__YOUR ASSIGNMENT__:
Pull each line holding "Network" out of the entries below.

__INPUT__:
────────────────

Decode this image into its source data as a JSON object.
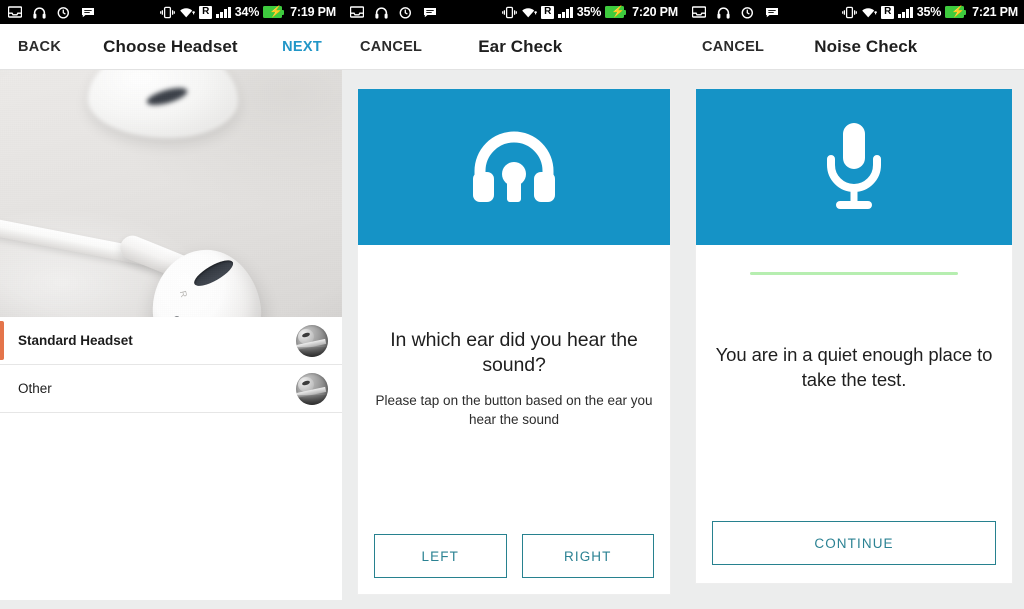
{
  "panels": [
    {
      "status": {
        "icons": [
          "inbox-icon",
          "headphones-icon",
          "headphone-sync-icon",
          "message-icon"
        ],
        "vibrate": "vibrate-icon",
        "wifi": "wifi-icon",
        "roaming": "R",
        "signal": "signal-bars-icon",
        "battery_pct": "34%",
        "battery": "battery-charging-icon",
        "time": "7:19 PM"
      },
      "appbar": {
        "left_action": "BACK",
        "title": "Choose Headset",
        "right_action": "NEXT"
      },
      "photo_alt": "earbuds-photo",
      "list": [
        {
          "label": "Standard Headset",
          "selected": true,
          "thumb": "headset-thumbnail"
        },
        {
          "label": "Other",
          "selected": false,
          "thumb": "headset-thumbnail"
        }
      ]
    },
    {
      "status": {
        "icons": [
          "inbox-icon",
          "headphones-icon",
          "headphone-sync-icon",
          "message-icon"
        ],
        "vibrate": "vibrate-icon",
        "wifi": "wifi-icon",
        "roaming": "R",
        "signal": "signal-bars-icon",
        "battery_pct": "35%",
        "battery": "battery-charging-icon",
        "time": "7:20 PM"
      },
      "appbar": {
        "left_action": "CANCEL",
        "title": "Ear Check"
      },
      "banner_icon": "headphones-icon",
      "question": "In which ear did you hear the sound?",
      "instruction": "Please tap on the button based on the ear you hear the sound",
      "buttons": [
        {
          "label": "LEFT"
        },
        {
          "label": "RIGHT"
        }
      ]
    },
    {
      "status": {
        "icons": [
          "inbox-icon",
          "headphones-icon",
          "headphone-sync-icon",
          "message-icon"
        ],
        "vibrate": "vibrate-icon",
        "wifi": "wifi-icon",
        "roaming": "R",
        "signal": "signal-bars-icon",
        "battery_pct": "35%",
        "battery": "battery-charging-icon",
        "time": "7:21 PM"
      },
      "appbar": {
        "left_action": "CANCEL",
        "title": "Noise Check"
      },
      "banner_icon": "microphone-icon",
      "noise_meter": "noise-level-indicator",
      "message": "You are in a quiet enough place to take the test.",
      "buttons": [
        {
          "label": "CONTINUE"
        }
      ]
    }
  ],
  "colors": {
    "banner_blue": "#1593c6",
    "accent_orange": "#e4744a",
    "button_teal": "#2b8293",
    "meter_green": "#b6eeb0",
    "next_blue": "#2196c7",
    "statusbar_black": "#000000",
    "battery_green": "#3ecb3e",
    "page_gray": "#eceded"
  }
}
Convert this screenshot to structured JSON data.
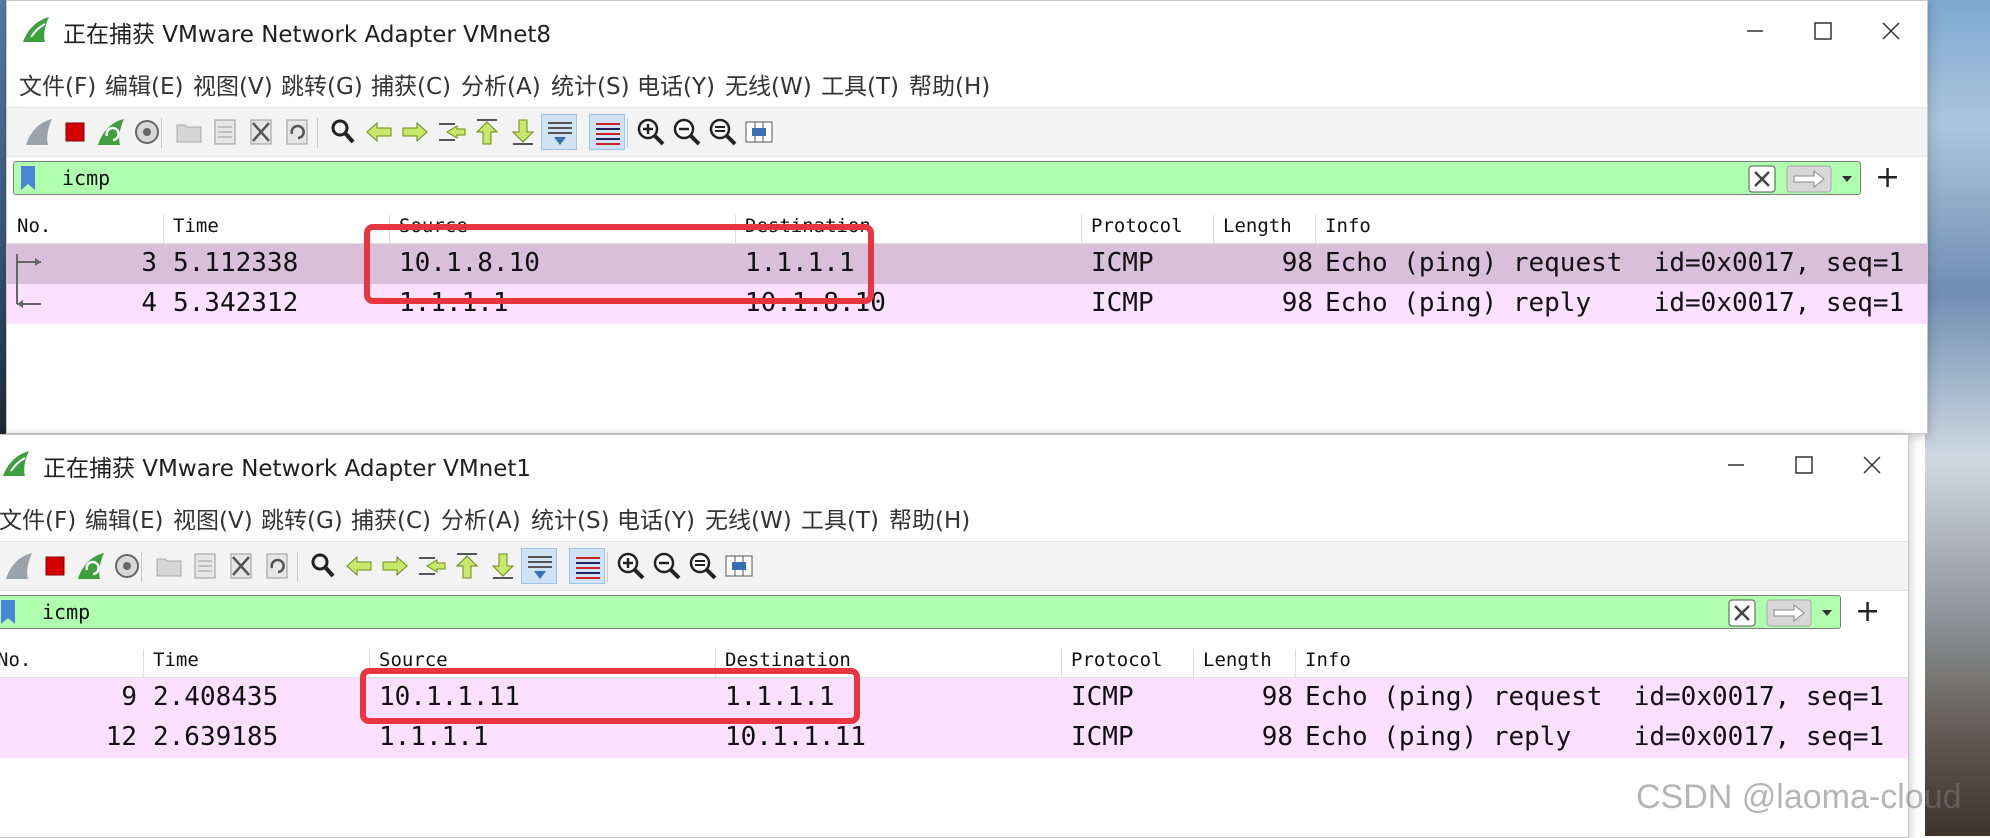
{
  "menu": [
    "文件(F)",
    "编辑(E)",
    "视图(V)",
    "跳转(G)",
    "捕获(C)",
    "分析(A)",
    "统计(S)",
    "电话(Y)",
    "无线(W)",
    "工具(T)",
    "帮助(H)"
  ],
  "columns": {
    "no": "No.",
    "time": "Time",
    "source": "Source",
    "destination": "Destination",
    "protocol": "Protocol",
    "length": "Length",
    "info": "Info"
  },
  "toolbar_icons": [
    "shark-fin-start-icon",
    "stop-capture-icon",
    "restart-capture-icon",
    "capture-options-icon",
    "open-file-icon",
    "save-file-icon",
    "close-file-icon",
    "reload-file-icon",
    "find-packet-icon",
    "go-back-icon",
    "go-forward-icon",
    "go-to-packet-icon",
    "first-packet-icon",
    "last-packet-icon",
    "autoscroll-icon",
    "colorize-icon",
    "zoom-in-icon",
    "zoom-out-icon",
    "normal-size-icon",
    "resize-columns-icon"
  ],
  "windows": [
    {
      "title": "正在捕获 VMware Network Adapter VMnet8",
      "filter": "icmp",
      "packets": [
        {
          "no": "3",
          "time": "5.112338",
          "source": "10.1.8.10",
          "destination": "1.1.1.1",
          "protocol": "ICMP",
          "length": "98",
          "info": "Echo (ping) request  id=0x0017, seq=1"
        },
        {
          "no": "4",
          "time": "5.342312",
          "source": "1.1.1.1",
          "destination": "10.1.8.10",
          "protocol": "ICMP",
          "length": "98",
          "info": "Echo (ping) reply    id=0x0017, seq=1"
        }
      ]
    },
    {
      "title": "正在捕获 VMware Network Adapter VMnet1",
      "filter": "icmp",
      "packets": [
        {
          "no": "9",
          "time": "2.408435",
          "source": "10.1.1.11",
          "destination": "1.1.1.1",
          "protocol": "ICMP",
          "length": "98",
          "info": "Echo (ping) request  id=0x0017, seq=1"
        },
        {
          "no": "12",
          "time": "2.639185",
          "source": "1.1.1.1",
          "destination": "10.1.1.11",
          "protocol": "ICMP",
          "length": "98",
          "info": "Echo (ping) reply    id=0x0017, seq=1"
        }
      ]
    }
  ],
  "colors": {
    "filter_valid": "#afffaf",
    "row_selected": "#d9bfda",
    "row_icmp": "#fce0ff",
    "highlight": "#e8353f"
  },
  "watermark": "CSDN @laoma-cloud"
}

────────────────

__SOLUTION__:
      "title": "正在捕获 VMware Network Adapter VMnet8",
      "title": "正在捕获 VMware Network Adapter VMnet1",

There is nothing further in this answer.